[DATA SUPPLIED]
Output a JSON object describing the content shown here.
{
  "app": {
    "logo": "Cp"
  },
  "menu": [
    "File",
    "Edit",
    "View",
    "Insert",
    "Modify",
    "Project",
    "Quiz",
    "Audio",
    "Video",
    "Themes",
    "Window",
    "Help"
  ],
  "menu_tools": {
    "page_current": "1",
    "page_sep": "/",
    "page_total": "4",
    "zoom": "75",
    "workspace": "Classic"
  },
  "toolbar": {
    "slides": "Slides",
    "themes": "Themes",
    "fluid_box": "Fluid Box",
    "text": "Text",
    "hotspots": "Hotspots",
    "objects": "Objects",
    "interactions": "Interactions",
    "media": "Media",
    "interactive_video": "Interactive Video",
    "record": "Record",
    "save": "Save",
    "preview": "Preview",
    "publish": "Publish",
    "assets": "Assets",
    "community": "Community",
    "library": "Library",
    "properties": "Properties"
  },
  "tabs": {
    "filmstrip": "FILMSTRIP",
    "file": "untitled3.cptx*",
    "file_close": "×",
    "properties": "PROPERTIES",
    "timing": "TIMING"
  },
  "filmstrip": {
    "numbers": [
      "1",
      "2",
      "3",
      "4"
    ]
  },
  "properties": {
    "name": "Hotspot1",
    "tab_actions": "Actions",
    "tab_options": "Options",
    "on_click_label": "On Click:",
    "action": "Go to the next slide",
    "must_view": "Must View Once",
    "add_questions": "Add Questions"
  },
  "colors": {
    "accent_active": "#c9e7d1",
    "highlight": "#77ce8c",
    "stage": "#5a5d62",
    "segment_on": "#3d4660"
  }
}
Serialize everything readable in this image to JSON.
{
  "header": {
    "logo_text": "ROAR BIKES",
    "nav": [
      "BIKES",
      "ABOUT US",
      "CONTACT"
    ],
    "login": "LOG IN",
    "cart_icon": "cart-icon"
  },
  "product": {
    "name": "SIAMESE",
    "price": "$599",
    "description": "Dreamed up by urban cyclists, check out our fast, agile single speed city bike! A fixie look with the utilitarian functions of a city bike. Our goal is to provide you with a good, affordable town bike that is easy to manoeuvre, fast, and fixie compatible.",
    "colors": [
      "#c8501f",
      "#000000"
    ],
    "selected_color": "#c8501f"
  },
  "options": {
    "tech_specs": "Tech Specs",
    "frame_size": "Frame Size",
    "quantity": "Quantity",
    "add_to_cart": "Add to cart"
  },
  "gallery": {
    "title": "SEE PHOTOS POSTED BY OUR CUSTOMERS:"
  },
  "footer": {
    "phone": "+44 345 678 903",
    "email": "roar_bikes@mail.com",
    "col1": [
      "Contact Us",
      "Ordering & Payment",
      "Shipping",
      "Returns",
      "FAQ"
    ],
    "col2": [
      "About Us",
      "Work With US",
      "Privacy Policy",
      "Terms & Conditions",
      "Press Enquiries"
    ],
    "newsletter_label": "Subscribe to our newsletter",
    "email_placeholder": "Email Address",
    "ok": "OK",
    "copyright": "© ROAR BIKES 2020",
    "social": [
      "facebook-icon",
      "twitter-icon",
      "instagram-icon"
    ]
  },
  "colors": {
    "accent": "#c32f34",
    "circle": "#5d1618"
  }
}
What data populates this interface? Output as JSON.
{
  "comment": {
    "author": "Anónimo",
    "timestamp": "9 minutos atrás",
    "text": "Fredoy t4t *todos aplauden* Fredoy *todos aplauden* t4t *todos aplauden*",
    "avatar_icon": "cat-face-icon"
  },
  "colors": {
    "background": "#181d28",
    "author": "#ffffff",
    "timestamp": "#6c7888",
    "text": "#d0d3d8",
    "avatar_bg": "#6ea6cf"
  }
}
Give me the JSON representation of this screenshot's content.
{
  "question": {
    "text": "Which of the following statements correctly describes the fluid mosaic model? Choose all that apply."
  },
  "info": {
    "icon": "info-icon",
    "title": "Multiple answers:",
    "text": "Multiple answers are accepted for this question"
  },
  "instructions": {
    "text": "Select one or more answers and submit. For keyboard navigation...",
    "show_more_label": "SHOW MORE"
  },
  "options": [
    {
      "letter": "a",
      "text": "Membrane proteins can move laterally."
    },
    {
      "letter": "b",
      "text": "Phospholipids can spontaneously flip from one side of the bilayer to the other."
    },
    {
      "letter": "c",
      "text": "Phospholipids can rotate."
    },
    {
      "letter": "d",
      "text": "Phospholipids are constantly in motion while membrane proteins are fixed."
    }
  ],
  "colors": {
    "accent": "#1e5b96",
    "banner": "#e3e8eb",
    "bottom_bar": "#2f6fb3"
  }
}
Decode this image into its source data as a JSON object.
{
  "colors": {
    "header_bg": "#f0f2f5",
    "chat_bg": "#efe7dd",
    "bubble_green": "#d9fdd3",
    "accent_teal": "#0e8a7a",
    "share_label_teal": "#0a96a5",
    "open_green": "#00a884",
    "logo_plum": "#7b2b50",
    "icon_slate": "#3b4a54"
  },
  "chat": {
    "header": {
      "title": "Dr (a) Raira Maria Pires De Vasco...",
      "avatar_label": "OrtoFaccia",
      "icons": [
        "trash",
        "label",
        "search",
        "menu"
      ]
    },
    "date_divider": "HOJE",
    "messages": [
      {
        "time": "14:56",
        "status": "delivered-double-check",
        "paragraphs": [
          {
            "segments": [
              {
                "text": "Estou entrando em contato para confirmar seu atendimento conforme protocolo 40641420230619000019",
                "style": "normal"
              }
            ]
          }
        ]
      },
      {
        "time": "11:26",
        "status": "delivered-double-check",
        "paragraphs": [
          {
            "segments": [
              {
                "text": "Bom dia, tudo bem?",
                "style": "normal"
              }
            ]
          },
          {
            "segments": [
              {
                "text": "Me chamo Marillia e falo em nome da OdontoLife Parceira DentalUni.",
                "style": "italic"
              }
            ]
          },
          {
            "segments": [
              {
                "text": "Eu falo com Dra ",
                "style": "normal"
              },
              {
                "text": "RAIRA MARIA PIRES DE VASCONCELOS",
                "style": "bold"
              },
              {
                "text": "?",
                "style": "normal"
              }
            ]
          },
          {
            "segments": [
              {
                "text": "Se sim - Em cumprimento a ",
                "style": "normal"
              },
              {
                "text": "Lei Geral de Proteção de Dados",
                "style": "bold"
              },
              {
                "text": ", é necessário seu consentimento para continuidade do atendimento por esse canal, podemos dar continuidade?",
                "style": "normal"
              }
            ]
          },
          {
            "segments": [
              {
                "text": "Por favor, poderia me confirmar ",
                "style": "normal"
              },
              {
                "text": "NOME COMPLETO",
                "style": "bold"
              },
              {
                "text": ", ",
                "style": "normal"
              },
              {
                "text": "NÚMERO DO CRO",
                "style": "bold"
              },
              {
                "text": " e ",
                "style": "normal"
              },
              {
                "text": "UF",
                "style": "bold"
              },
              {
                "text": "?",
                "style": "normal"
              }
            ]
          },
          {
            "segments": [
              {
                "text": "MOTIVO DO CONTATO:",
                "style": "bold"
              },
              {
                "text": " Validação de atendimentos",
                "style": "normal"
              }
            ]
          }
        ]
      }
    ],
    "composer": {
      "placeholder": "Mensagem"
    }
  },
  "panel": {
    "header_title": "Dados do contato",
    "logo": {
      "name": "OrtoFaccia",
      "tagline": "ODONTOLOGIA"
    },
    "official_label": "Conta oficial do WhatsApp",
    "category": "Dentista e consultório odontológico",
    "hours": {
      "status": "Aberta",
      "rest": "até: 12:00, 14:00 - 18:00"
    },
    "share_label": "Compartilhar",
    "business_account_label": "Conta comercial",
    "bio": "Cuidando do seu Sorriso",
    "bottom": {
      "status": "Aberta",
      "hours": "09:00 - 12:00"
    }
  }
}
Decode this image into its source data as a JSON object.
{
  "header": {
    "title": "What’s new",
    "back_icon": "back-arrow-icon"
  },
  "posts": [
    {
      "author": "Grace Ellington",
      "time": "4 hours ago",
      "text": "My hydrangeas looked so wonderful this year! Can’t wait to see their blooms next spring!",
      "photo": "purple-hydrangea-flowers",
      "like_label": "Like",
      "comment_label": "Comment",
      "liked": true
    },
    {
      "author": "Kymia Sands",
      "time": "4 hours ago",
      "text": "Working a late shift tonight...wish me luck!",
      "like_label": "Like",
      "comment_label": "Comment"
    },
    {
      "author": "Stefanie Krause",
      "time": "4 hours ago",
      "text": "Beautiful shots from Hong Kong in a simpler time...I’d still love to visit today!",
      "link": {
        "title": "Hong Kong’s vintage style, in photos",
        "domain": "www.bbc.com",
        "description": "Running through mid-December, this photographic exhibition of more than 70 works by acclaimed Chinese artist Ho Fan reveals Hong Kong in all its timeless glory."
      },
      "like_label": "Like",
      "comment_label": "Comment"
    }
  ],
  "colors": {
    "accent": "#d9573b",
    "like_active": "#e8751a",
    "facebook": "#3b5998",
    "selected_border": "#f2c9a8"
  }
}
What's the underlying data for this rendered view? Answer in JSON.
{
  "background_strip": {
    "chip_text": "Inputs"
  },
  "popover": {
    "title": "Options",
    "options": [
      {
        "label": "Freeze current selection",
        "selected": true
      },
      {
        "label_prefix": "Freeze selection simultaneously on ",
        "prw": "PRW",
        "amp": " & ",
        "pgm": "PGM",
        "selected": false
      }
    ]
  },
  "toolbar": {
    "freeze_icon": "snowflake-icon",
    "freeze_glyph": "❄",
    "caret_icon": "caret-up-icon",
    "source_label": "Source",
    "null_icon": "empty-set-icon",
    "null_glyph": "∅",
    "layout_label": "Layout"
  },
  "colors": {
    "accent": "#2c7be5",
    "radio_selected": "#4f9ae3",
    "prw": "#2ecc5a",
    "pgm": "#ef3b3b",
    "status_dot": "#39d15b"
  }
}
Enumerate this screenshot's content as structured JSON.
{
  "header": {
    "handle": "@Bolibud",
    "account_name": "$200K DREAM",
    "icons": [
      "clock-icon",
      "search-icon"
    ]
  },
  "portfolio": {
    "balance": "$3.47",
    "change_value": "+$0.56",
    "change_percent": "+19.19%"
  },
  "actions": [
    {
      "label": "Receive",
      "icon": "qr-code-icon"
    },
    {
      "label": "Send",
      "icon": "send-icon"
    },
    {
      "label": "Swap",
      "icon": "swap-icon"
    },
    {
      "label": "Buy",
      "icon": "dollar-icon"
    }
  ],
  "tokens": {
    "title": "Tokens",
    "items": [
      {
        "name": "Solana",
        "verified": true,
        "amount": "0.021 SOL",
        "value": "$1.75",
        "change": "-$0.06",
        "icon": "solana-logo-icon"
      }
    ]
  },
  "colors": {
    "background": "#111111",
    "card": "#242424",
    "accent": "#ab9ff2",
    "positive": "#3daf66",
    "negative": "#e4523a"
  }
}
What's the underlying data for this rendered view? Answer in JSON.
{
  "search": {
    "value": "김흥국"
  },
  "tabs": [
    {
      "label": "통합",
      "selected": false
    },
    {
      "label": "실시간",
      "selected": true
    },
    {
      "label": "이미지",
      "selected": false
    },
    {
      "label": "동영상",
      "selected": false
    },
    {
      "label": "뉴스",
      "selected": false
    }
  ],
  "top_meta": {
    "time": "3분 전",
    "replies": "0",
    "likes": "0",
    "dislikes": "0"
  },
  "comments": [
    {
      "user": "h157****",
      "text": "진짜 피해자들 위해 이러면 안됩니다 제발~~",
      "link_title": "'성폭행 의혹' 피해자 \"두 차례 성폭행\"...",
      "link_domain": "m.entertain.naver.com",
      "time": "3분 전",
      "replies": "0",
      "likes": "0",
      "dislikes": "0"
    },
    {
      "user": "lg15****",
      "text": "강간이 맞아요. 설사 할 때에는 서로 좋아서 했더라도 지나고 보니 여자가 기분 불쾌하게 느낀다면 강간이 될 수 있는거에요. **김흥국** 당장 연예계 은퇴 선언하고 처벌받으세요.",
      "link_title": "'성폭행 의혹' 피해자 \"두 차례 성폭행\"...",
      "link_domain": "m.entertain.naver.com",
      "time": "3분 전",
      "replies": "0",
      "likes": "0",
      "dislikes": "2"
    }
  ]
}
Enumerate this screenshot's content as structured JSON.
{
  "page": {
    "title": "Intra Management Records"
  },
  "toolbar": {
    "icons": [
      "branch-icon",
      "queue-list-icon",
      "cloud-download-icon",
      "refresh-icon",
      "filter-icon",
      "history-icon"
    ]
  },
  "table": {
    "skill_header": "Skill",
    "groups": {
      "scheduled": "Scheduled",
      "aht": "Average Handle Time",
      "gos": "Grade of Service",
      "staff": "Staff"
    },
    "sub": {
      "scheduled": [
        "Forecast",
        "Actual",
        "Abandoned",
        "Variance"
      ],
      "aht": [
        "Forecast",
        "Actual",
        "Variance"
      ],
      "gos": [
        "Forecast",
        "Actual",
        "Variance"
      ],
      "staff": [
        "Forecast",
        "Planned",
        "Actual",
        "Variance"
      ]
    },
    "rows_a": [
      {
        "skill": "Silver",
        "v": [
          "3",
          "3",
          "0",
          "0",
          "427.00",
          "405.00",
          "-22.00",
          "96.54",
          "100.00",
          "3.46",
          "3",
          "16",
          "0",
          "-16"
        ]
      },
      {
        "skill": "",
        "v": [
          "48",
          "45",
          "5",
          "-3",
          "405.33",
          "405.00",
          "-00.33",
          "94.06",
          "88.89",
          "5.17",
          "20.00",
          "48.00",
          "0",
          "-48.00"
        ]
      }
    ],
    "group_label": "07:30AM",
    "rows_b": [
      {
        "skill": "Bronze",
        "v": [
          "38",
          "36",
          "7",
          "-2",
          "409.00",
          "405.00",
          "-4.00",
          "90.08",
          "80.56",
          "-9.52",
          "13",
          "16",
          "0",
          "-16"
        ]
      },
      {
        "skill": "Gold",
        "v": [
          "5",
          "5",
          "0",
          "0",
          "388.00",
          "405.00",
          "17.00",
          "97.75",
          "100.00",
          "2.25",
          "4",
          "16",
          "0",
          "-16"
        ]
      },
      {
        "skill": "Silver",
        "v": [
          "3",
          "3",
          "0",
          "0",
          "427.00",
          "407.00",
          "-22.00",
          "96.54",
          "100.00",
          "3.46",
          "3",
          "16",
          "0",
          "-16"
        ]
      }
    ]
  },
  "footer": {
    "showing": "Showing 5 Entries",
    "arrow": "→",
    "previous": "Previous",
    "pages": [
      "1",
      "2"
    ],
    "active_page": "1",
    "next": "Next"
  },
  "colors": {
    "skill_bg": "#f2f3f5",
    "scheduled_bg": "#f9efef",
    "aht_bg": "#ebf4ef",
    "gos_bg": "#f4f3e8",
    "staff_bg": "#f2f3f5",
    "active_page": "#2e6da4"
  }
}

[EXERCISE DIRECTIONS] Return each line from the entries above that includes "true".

[ANSWER TO THE PROBLEM]
      "liked": true
        "selected": true
        "verified": true,
      "selected": true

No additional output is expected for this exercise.